» **TASK ITEM**: When a line below contains the word "gross", copy that line.

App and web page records
------------------------------------------------------------

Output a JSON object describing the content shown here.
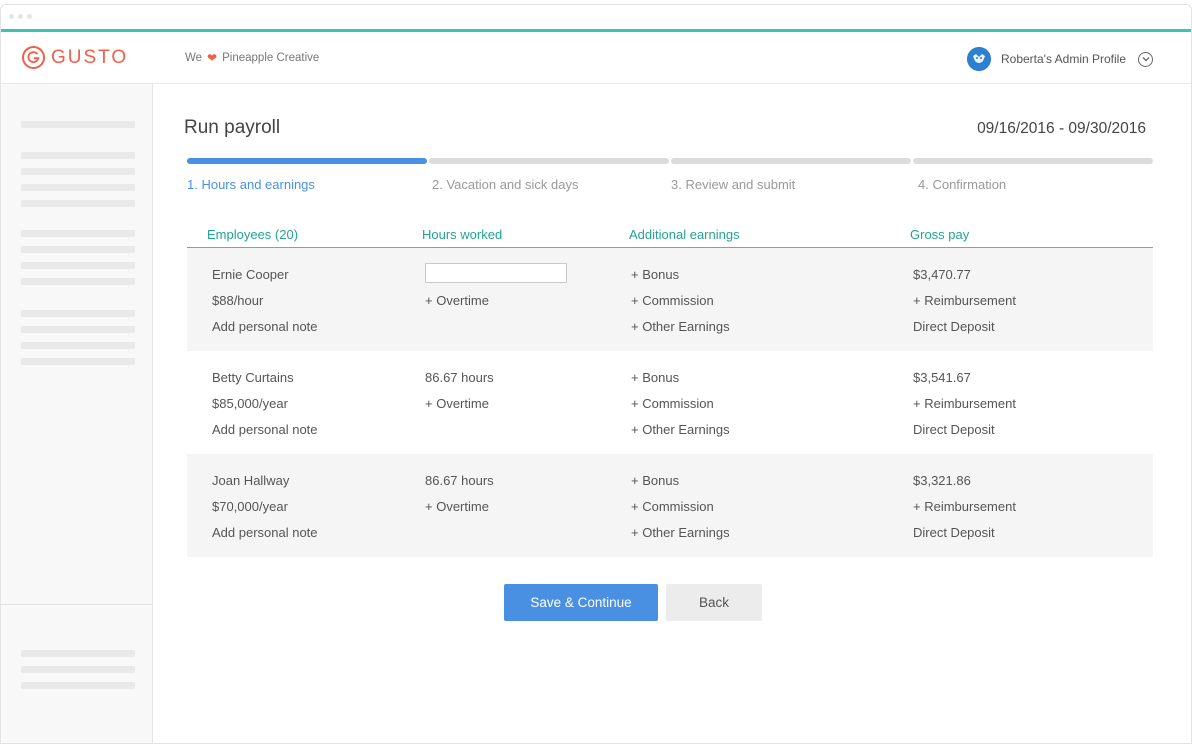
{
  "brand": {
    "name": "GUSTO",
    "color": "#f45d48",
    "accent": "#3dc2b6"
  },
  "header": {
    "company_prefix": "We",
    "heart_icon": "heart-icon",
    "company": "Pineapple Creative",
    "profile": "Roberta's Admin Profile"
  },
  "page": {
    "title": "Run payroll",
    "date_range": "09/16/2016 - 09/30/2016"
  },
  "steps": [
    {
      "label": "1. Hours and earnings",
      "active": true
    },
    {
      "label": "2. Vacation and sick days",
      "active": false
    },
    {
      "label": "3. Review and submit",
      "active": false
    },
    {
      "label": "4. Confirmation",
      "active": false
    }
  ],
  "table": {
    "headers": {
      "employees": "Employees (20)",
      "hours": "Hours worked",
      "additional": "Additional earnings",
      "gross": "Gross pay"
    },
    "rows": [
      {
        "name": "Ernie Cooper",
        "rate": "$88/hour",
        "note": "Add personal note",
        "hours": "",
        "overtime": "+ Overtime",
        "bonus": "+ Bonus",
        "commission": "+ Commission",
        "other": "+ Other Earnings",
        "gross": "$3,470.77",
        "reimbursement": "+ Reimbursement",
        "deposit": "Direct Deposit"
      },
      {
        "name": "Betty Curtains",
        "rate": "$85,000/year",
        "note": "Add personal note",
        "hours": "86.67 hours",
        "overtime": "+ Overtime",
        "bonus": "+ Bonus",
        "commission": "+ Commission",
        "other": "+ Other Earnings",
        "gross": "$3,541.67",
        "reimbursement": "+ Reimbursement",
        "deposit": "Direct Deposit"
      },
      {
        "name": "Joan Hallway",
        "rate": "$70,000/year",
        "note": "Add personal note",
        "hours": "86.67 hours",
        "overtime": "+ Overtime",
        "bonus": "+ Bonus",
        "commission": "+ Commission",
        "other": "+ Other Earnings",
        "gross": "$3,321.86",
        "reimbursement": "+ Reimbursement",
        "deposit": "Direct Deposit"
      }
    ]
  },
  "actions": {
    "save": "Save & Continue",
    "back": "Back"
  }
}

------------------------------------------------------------

» **RESPONSE FOR THIS EXERCISE**:
      "gross": "Gross pay"
        "gross": "$3,470.77",
        "gross": "$3,541.67",
        "gross": "$3,321.86",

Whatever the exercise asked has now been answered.